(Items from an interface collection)

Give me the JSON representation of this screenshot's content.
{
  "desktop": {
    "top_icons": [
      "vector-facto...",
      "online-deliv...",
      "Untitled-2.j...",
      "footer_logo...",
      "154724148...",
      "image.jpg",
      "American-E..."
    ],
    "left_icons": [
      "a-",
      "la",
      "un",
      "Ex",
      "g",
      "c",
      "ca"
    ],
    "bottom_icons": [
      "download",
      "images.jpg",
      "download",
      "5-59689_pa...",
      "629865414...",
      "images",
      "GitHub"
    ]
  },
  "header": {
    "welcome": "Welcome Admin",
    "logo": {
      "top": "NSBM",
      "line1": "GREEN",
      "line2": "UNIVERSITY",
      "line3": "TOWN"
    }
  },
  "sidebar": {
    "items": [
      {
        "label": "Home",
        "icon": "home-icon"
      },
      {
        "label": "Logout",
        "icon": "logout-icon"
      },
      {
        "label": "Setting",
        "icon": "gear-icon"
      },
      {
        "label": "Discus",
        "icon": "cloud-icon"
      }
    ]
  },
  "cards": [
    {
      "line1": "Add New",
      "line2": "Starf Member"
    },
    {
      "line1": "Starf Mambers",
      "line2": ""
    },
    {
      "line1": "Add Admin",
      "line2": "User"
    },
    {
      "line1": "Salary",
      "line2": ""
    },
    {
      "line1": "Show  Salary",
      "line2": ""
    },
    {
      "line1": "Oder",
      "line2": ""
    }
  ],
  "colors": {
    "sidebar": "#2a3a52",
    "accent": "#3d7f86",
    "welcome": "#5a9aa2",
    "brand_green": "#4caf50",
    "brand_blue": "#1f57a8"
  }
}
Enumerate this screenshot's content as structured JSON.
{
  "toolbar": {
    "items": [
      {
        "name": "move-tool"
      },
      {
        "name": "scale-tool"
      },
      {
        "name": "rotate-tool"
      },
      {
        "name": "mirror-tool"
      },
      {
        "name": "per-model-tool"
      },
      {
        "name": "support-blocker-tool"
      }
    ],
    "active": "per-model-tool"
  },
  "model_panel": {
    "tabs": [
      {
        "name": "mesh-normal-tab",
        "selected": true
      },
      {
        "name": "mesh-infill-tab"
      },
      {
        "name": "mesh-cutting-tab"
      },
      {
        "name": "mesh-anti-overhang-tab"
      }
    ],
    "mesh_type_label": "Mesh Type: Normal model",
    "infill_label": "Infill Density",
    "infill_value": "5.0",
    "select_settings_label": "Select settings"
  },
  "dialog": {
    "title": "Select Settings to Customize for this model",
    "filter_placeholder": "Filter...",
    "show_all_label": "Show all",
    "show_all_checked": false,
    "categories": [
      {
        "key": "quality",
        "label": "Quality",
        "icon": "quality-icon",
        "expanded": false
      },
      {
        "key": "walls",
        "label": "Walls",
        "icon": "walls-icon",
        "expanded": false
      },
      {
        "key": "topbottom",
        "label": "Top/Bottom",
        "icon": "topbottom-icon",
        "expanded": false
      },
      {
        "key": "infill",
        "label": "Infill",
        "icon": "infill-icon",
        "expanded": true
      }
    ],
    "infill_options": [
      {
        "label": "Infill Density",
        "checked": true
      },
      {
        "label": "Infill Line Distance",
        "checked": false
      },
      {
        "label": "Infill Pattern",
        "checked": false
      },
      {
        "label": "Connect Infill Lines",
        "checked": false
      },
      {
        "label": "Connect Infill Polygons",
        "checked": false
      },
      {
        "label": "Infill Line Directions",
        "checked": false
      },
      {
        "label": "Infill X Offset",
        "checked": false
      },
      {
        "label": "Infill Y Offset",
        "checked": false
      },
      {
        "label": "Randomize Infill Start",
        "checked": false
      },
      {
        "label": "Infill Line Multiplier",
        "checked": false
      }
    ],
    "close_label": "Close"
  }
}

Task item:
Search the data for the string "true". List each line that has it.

Response for this exercise:
        "selected": true
        "expanded": true
        "checked": true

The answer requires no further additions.